The Mets hoped Jenrry Mejia could be a replacement for Santana and possibly evolve as a fifth starter if Marcum flamed out. However, Mejia has forearm tendinitis and isn’t close to being ready and will open the season at Triple-A Las Vegas.

All this leads to the inevitable question of when Zack Wheeler could be called up. Wheeler is working himself back into shape after straining an oblique muscle, so it isn’t imminent. Alderson is adamant about not rushing Wheeler for two reasons, 1) to not hindering his development, and 2) to not put him on the clock for his service time, thereby delaying the arbitration and free-agent process.

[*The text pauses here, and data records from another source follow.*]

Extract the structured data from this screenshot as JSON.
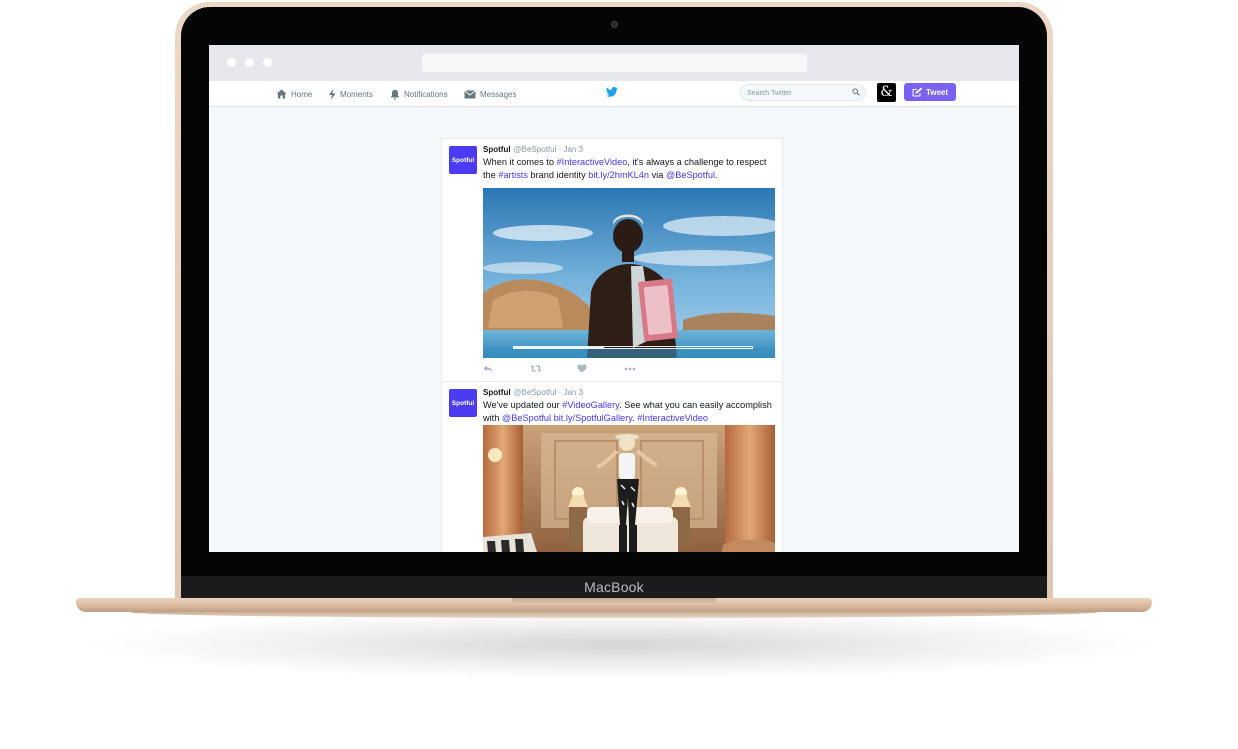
{
  "device": {
    "brand_label": "MacBook"
  },
  "colors": {
    "accent": "#7b61f1",
    "link": "#4337e8",
    "avatar": "#4b3cf2",
    "twitter_blue": "#1da1f2"
  },
  "nav": {
    "items": [
      {
        "label": "Home",
        "icon": "home-icon"
      },
      {
        "label": "Moments",
        "icon": "lightning-icon"
      },
      {
        "label": "Notifications",
        "icon": "bell-icon"
      },
      {
        "label": "Messages",
        "icon": "envelope-icon"
      }
    ],
    "logo_icon": "twitter-bird-icon",
    "search_placeholder": "Search Twitter",
    "tweet_button": "Tweet"
  },
  "tweets": [
    {
      "avatar_label": "Spotful",
      "name": "Spotful",
      "handle": "@BeSpotful · Jan 3",
      "text": {
        "t1": "When it comes to ",
        "l1": "#InteractiveVideo",
        "t2": ", it's always a challenge to respect the ",
        "l2": "#artists",
        "t3": " brand identity ",
        "l3": "bit.ly/2hmKL4n",
        "t4": " via ",
        "l4": "@BeSpotful",
        "t5": "."
      },
      "video_progress": 0.38
    },
    {
      "avatar_label": "Spotful",
      "name": "Spotful",
      "handle": "@BeSpotful · Jan 3",
      "text": {
        "t1": "We've updated our ",
        "l1": "#VideoGallery",
        "t2": ". See what you can easily accomplish with ",
        "l2": "@BeSpotful",
        "t3": " ",
        "l3": "bit.ly/SpotfulGallery",
        "t4": ". ",
        "l4": "#InteractiveVideo"
      }
    }
  ]
}
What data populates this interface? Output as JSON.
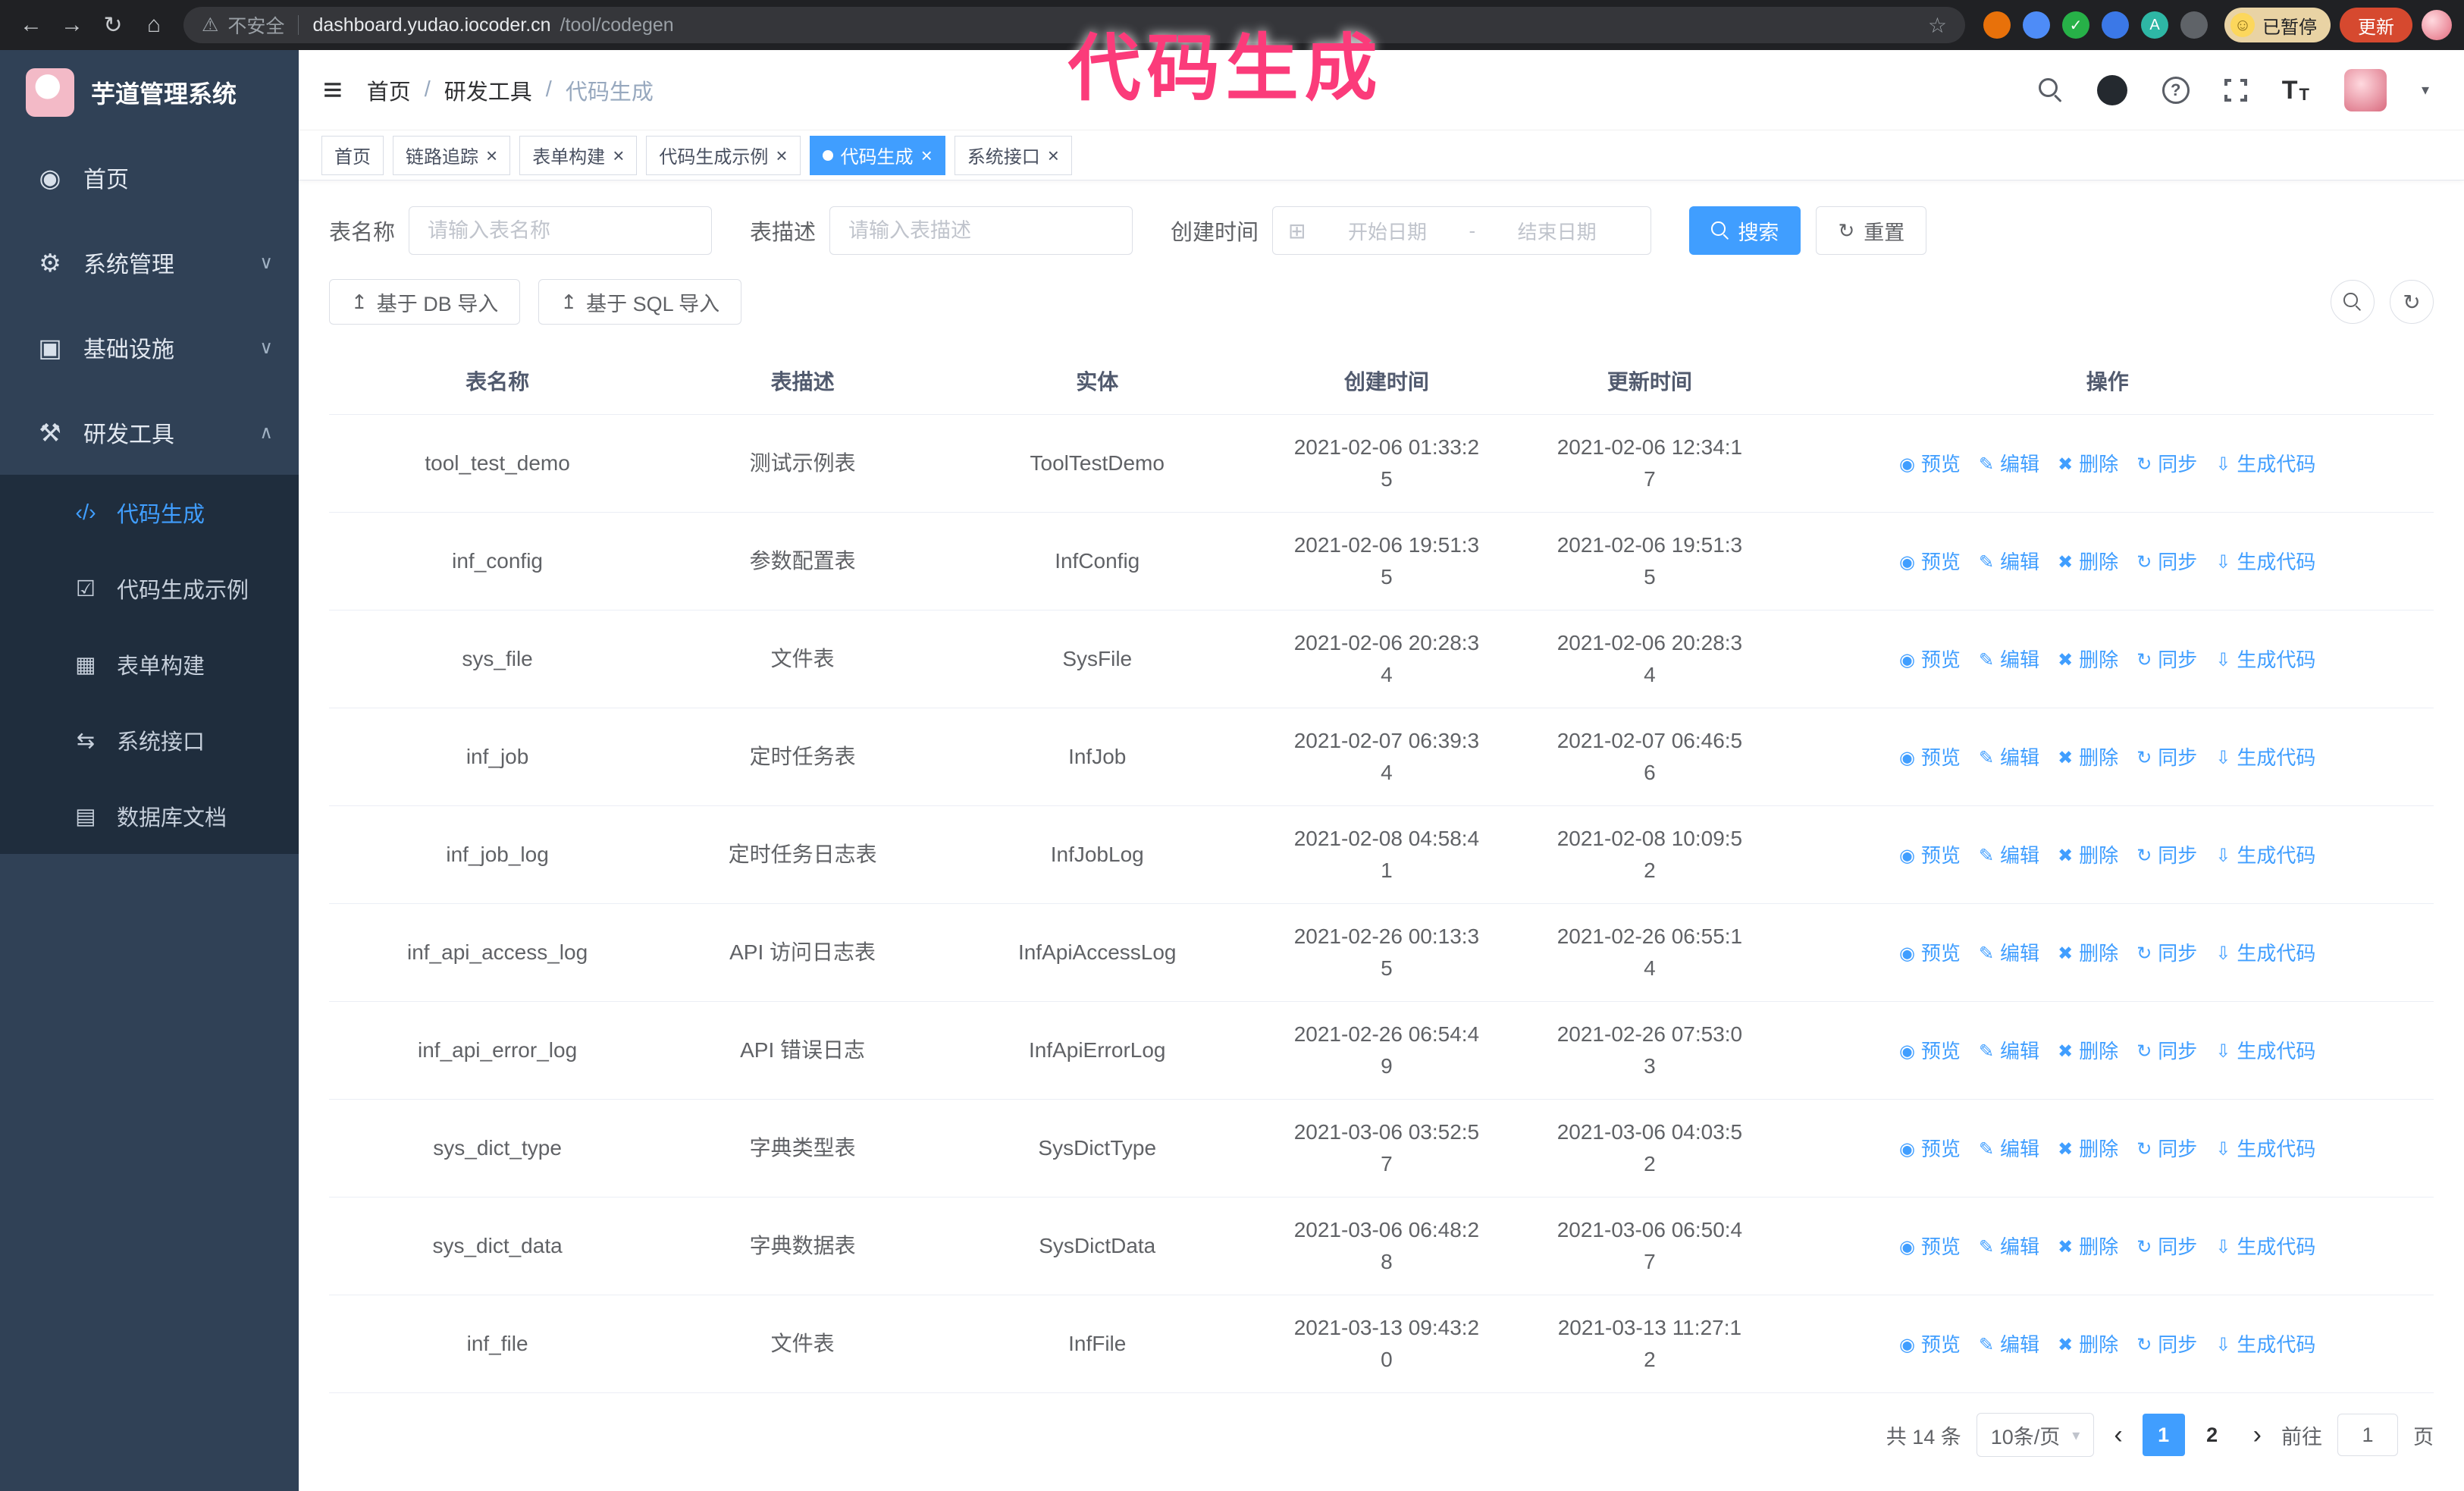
{
  "colors": {
    "accent_blue": "#409eff",
    "sidebar_bg": "#304156",
    "submenu_bg": "#1f2d3d",
    "overlay_pink": "#fb3b7a",
    "chrome_bg": "#202124",
    "update_button_bg": "#d6492f"
  },
  "icons": {
    "back": "←",
    "forward": "→",
    "reload": "↻",
    "home": "⌂",
    "warning": "⚠",
    "star": "☆",
    "smiley": "☺",
    "hamburger": "≡",
    "question": "?",
    "caret_down": "▾",
    "chevron_down": "∨",
    "chevron_up": "∧",
    "calendar": "⊞",
    "refresh": "↻",
    "upload": "↥",
    "close": "×",
    "prev": "‹",
    "next": "›",
    "font_size_large": "T",
    "font_size_small": "T"
  },
  "overlay": {
    "text": "代码生成"
  },
  "browser": {
    "security_label": "不安全",
    "url_host": "dashboard.yudao.iocoder.cn",
    "url_path": "/tool/codegen",
    "profile_badge": "已暂停",
    "update_button": "更新",
    "extensions": [
      {
        "name": "extension-orange-icon",
        "color": "#e8710a",
        "glyph": ""
      },
      {
        "name": "extension-blue-drop-icon",
        "color": "#4e8cf7",
        "glyph": ""
      },
      {
        "name": "extension-green-check-icon",
        "color": "#27b148",
        "glyph": "✓"
      },
      {
        "name": "extension-people-icon",
        "color": "#3b78e7",
        "glyph": ""
      },
      {
        "name": "extension-translate-icon",
        "color": "#2eb7a5",
        "glyph": "A"
      },
      {
        "name": "extension-puzzle-icon",
        "color": "#5f6368",
        "glyph": ""
      }
    ]
  },
  "sidebar": {
    "logo_title": "芋道管理系统",
    "items": [
      {
        "id": "home",
        "label": "首页",
        "icon": "dashboard-icon",
        "glyph": "◉"
      },
      {
        "id": "system",
        "label": "系统管理",
        "icon": "gear-icon",
        "glyph": "⚙",
        "chevron": "down"
      },
      {
        "id": "infra",
        "label": "基础设施",
        "icon": "infrastructure-icon",
        "glyph": "▣",
        "chevron": "down"
      },
      {
        "id": "devtools",
        "label": "研发工具",
        "icon": "tools-icon",
        "glyph": "⚒",
        "chevron": "up",
        "expanded": true
      }
    ],
    "submenu": [
      {
        "id": "codegen",
        "label": "代码生成",
        "icon": "code-icon",
        "glyph": "‹/›",
        "active": true
      },
      {
        "id": "codegen-example",
        "label": "代码生成示例",
        "icon": "example-icon",
        "glyph": "☑"
      },
      {
        "id": "form-builder",
        "label": "表单构建",
        "icon": "form-icon",
        "glyph": "▦"
      },
      {
        "id": "api",
        "label": "系统接口",
        "icon": "api-icon",
        "glyph": "⇆"
      },
      {
        "id": "db-doc",
        "label": "数据库文档",
        "icon": "database-icon",
        "glyph": "▤"
      }
    ]
  },
  "header": {
    "breadcrumb": [
      "首页",
      "研发工具",
      "代码生成"
    ]
  },
  "tabs": [
    {
      "label": "首页",
      "closable": false,
      "active": false
    },
    {
      "label": "链路追踪",
      "closable": true,
      "active": false
    },
    {
      "label": "表单构建",
      "closable": true,
      "active": false
    },
    {
      "label": "代码生成示例",
      "closable": true,
      "active": false
    },
    {
      "label": "代码生成",
      "closable": true,
      "active": true
    },
    {
      "label": "系统接口",
      "closable": true,
      "active": false
    }
  ],
  "search_form": {
    "table_name_label": "表名称",
    "table_name_placeholder": "请输入表名称",
    "table_desc_label": "表描述",
    "table_desc_placeholder": "请输入表描述",
    "create_time_label": "创建时间",
    "date_start_placeholder": "开始日期",
    "date_separator": "-",
    "date_end_placeholder": "结束日期",
    "search_button": "搜索",
    "reset_button": "重置"
  },
  "toolbar": {
    "import_db_button": "基于 DB 导入",
    "import_sql_button": "基于 SQL 导入"
  },
  "table": {
    "columns": [
      "表名称",
      "表描述",
      "实体",
      "创建时间",
      "更新时间",
      "操作"
    ],
    "actions": [
      {
        "id": "preview",
        "label": "预览",
        "icon": "preview-eye",
        "glyph": "◉"
      },
      {
        "id": "edit",
        "label": "编辑",
        "icon": "edit-pencil",
        "glyph": "✎"
      },
      {
        "id": "delete",
        "label": "删除",
        "icon": "delete-trash",
        "glyph": "✖"
      },
      {
        "id": "sync",
        "label": "同步",
        "icon": "sync-refresh",
        "glyph": "↻"
      },
      {
        "id": "generate",
        "label": "生成代码",
        "icon": "generate-code-download",
        "glyph": "⇩"
      }
    ],
    "rows": [
      {
        "name": "tool_test_demo",
        "desc": "测试示例表",
        "entity": "ToolTestDemo",
        "create_time": "2021-02-06 01:33:25",
        "update_time": "2021-02-06 12:34:17"
      },
      {
        "name": "inf_config",
        "desc": "参数配置表",
        "entity": "InfConfig",
        "create_time": "2021-02-06 19:51:35",
        "update_time": "2021-02-06 19:51:35"
      },
      {
        "name": "sys_file",
        "desc": "文件表",
        "entity": "SysFile",
        "create_time": "2021-02-06 20:28:34",
        "update_time": "2021-02-06 20:28:34"
      },
      {
        "name": "inf_job",
        "desc": "定时任务表",
        "entity": "InfJob",
        "create_time": "2021-02-07 06:39:34",
        "update_time": "2021-02-07 06:46:56"
      },
      {
        "name": "inf_job_log",
        "desc": "定时任务日志表",
        "entity": "InfJobLog",
        "create_time": "2021-02-08 04:58:41",
        "update_time": "2021-02-08 10:09:52"
      },
      {
        "name": "inf_api_access_log",
        "desc": "API 访问日志表",
        "entity": "InfApiAccessLog",
        "create_time": "2021-02-26 00:13:35",
        "update_time": "2021-02-26 06:55:14"
      },
      {
        "name": "inf_api_error_log",
        "desc": "API 错误日志",
        "entity": "InfApiErrorLog",
        "create_time": "2021-02-26 06:54:49",
        "update_time": "2021-02-26 07:53:03"
      },
      {
        "name": "sys_dict_type",
        "desc": "字典类型表",
        "entity": "SysDictType",
        "create_time": "2021-03-06 03:52:57",
        "update_time": "2021-03-06 04:03:52"
      },
      {
        "name": "sys_dict_data",
        "desc": "字典数据表",
        "entity": "SysDictData",
        "create_time": "2021-03-06 06:48:28",
        "update_time": "2021-03-06 06:50:47"
      },
      {
        "name": "inf_file",
        "desc": "文件表",
        "entity": "InfFile",
        "create_time": "2021-03-13 09:43:20",
        "update_time": "2021-03-13 11:27:12"
      }
    ]
  },
  "pagination": {
    "total_text": "共 14 条",
    "page_size": "10条/页",
    "pages": [
      "1",
      "2"
    ],
    "active_page": "1",
    "goto_label": "前往",
    "goto_value": "1",
    "goto_unit": "页"
  }
}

The bullpen hasn’t been immune from injuries, either. Frank Francisco has not progressed following elbow surgery last December to remove a bone spur and inflammation.

Everybody’s injuries are different and there is no set formula to handle them, but you can’t help but wonder why Francisco, who did not finish the season, waited for December to have the surgery. Having it in late September or October would have given him more time for rehabilitation.

As for Santana, he took it easy over the winter after two off-seasons of rehab. Alderson said he didn’t come to camp in shape, prompting Santana to take it upon himself to throw off the mound the first week of March when it was thought he was ten days away from throwing.

The Mets pitching is currently a mess. Thankfully, everything is all right elsewhere. Oh, wait a minute. David Wright and Daniel Murphy will likely open the season on the disabled list and the outfield remains a house of cards.

It’s only March and it is already seems a long season for the Mets.